The new way of practicing real estate has come and if you don’t change, you’ll be left behind.

It’s clear that you’re never to put any of your interests first – which means you may be violating the law by not working with co-operating brokerages, withholding listing information and not sharing commission. There’s one brokerage that’s caught on to this fact by adopting a strong “client first” and collaborative approach to marketing and selling a property. This brokerage understands that this approach is also the only way to build a successful brokerage and stay above the law.

George Slusser, chief growth officer of Sperry Van Ness Commercial Real Estate Advisors, says we’re at a crossroads in the business because the millennials are all grown up and are calling the shots. Millennials will ask about the company’s code of conduct and core covenants (which SVN has) and involvement in giving back to the community (which SVN does).

Slusser asserts that millennials can’t be fooled by vague sales claims, such as “keeping a property secret will solicit more offers and a higher bid!” They’ve grown up, after all, in the Internet and information age. They know very well the value of making something “viral” and this requires a public disclosure of the property’s details, as well as a strong commitment of co-operation from the agent.

The facts, Slusser says, also don’t support the claim that “secrecy” and double-ending deals is needed to get the best price. Rather, research shows that a client will get a better deal if two different brokerages participate in the sale of a property and if the property is broadly advertised.

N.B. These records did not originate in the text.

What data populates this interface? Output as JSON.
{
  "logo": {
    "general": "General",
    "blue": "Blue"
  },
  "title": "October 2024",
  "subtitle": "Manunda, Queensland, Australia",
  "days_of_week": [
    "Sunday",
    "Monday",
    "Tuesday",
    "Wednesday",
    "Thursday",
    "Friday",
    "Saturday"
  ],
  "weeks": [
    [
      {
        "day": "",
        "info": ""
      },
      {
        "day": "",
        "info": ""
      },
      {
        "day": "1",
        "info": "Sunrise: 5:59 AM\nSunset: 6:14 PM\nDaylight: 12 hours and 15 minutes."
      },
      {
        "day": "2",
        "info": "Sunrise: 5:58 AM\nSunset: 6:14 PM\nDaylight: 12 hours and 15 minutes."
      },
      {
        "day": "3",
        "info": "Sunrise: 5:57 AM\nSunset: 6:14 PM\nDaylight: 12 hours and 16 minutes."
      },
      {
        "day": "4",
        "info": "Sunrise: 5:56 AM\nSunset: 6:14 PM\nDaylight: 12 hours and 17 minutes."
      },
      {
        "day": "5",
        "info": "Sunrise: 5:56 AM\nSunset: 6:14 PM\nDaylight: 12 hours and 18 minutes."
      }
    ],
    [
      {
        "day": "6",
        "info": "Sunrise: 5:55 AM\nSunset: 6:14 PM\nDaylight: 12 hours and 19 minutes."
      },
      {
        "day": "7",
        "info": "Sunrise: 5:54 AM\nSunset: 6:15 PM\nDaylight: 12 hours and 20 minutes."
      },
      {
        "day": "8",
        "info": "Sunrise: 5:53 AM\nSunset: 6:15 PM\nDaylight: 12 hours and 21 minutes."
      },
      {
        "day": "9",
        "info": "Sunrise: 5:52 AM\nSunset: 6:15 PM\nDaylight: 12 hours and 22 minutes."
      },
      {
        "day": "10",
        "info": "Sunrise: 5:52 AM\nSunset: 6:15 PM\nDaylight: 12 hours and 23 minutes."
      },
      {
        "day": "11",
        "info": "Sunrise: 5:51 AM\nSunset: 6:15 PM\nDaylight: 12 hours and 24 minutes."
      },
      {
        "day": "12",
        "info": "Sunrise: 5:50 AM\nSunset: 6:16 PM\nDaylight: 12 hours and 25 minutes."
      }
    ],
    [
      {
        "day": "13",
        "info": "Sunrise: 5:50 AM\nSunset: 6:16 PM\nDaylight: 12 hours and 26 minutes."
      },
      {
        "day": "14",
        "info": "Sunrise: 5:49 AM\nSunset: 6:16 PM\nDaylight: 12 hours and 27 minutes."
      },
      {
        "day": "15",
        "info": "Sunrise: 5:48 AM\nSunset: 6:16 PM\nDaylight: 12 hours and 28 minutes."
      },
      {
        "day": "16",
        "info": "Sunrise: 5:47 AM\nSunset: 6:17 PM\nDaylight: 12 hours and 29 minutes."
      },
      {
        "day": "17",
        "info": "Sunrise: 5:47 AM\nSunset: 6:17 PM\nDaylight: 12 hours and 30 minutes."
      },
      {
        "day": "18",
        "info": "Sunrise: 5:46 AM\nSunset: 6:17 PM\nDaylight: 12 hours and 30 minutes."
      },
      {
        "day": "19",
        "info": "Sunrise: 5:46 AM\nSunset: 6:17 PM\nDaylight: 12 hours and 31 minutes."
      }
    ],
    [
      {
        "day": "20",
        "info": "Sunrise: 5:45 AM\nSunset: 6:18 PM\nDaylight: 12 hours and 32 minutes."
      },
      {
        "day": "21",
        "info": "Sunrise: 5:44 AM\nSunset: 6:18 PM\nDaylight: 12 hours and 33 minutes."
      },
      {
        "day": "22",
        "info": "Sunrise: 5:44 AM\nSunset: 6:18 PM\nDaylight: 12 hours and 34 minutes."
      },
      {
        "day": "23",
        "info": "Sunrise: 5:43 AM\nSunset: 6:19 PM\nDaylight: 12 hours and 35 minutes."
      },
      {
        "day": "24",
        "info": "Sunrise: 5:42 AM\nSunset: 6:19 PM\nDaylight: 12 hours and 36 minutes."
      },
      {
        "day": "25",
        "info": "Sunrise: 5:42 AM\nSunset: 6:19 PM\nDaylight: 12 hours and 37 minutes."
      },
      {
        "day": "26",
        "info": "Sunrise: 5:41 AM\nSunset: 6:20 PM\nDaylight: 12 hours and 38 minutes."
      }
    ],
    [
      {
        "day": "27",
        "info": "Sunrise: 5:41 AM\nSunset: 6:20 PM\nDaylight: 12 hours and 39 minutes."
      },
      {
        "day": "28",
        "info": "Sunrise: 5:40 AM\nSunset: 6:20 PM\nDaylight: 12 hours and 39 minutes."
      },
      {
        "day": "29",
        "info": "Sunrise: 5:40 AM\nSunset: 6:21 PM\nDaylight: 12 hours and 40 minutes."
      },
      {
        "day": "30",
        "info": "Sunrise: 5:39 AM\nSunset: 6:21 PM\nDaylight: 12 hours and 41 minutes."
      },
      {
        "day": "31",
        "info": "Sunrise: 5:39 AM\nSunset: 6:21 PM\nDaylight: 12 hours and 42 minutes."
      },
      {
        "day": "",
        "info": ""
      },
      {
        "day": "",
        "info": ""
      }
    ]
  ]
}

In order to protect yourself from litigation and a regulator’s complaint, it may be wise to follow the “SVN” approach and to disclose, disclose and disclose…and to co-operate. In fact the SVN philosophy mirrors the Canadian case law: agents are to “always act in your client’s best interests and (to) make full disclosure of everything you know respecting the sale of the property that would likely influence your client’s conduct.” (Ocean City Realty v A &M Holdings Ltd, [1987] BCJ No 593, 36 DLR (4th) 94 BCCA).

If this isn’t enough of a reason to rethink how you practice real estate sales, there’s another benefit of following “the law”. It’s a benefit with which we all should be concerned: disclosing and co-operating helps repair the damaged reputation of agents among the public and shows that we offer value as skilled advisors who help our clients navigate the complexities and nuances of a deal.

This article offers general comments on legal issues and developments of concern to business organizations and individuals and is not intended to provide legal opinions. Readers should seek professional legal advice on the particular issues that concern.